Find the string "this" in the records and copy each line where it occurs.

━━━━━━━━━━━━━━━━━━━━

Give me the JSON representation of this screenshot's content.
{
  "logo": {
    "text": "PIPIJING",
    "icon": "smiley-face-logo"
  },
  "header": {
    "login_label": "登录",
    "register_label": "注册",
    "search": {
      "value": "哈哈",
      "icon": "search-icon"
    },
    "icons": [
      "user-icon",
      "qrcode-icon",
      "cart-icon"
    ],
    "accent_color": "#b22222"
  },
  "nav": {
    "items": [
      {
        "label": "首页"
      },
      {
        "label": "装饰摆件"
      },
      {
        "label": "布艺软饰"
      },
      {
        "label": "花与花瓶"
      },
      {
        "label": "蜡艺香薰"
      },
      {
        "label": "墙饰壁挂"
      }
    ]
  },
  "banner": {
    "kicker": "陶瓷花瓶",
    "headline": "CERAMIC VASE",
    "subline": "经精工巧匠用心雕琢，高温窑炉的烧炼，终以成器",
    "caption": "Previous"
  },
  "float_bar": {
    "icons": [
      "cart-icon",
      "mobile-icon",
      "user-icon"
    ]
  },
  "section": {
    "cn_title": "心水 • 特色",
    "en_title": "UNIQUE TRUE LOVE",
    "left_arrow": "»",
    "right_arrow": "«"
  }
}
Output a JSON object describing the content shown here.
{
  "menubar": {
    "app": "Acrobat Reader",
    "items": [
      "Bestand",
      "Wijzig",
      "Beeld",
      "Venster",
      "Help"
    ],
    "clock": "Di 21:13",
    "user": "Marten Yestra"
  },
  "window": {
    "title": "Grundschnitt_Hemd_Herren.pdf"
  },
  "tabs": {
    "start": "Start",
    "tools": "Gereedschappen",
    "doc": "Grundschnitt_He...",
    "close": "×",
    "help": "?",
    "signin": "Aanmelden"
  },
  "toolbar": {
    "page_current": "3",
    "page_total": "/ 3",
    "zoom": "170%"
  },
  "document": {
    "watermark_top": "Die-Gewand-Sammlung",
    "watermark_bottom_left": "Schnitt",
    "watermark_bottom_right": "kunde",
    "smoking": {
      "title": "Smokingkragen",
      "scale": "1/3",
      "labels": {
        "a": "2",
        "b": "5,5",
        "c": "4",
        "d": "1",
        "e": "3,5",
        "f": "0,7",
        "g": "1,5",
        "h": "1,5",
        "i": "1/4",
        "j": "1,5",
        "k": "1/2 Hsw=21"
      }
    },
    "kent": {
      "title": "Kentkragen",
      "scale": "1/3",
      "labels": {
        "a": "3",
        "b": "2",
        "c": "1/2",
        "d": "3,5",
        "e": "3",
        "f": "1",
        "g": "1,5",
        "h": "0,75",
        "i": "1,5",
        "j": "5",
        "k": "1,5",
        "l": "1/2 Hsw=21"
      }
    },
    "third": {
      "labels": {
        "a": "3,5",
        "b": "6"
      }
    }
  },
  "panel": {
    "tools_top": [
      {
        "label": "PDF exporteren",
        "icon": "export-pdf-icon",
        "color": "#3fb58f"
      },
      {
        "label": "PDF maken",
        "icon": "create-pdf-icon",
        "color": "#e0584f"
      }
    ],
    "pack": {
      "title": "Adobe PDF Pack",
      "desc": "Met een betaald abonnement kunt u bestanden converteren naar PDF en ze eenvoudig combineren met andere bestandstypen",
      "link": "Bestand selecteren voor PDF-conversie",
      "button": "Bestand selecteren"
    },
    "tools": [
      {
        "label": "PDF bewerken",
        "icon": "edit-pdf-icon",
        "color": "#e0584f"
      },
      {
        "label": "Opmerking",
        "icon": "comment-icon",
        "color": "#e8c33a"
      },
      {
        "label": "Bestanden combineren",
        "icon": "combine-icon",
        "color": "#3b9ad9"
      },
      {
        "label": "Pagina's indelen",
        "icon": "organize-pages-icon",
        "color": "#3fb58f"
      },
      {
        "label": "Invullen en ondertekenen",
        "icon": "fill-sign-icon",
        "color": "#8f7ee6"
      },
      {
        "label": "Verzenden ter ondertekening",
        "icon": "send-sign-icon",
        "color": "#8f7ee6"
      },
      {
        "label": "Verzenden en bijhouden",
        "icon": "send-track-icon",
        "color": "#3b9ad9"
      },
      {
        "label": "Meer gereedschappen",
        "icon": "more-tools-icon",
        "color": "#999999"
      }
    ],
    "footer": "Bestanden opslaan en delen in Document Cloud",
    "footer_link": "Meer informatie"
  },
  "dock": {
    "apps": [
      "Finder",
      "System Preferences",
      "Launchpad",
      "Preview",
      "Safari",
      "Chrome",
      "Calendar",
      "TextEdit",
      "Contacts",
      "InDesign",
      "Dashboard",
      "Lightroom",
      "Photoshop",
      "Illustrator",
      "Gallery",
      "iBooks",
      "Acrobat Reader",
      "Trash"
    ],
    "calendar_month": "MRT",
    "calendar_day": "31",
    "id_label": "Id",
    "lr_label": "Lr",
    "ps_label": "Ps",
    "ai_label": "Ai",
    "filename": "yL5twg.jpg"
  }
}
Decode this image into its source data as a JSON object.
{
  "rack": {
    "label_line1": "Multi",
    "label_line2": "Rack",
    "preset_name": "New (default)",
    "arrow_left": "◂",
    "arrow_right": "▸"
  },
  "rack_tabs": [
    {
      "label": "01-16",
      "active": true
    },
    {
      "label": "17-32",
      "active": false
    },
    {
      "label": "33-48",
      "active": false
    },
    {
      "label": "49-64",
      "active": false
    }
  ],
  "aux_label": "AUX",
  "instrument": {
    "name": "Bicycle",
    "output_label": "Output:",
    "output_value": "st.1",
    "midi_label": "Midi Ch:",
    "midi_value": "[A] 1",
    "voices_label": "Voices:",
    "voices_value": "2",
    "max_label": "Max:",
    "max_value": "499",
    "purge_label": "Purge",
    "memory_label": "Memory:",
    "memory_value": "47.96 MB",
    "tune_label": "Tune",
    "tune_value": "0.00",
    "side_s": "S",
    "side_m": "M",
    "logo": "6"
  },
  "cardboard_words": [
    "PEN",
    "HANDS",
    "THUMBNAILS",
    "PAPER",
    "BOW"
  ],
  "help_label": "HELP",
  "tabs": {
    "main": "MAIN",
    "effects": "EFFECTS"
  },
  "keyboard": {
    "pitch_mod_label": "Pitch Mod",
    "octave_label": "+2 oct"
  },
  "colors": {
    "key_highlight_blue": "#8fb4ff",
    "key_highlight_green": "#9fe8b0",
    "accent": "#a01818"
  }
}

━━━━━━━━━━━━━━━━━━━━

**Task answer:**
Give me the JSON representation of this screenshot's content.
Decode this image into its source data as a JSON object.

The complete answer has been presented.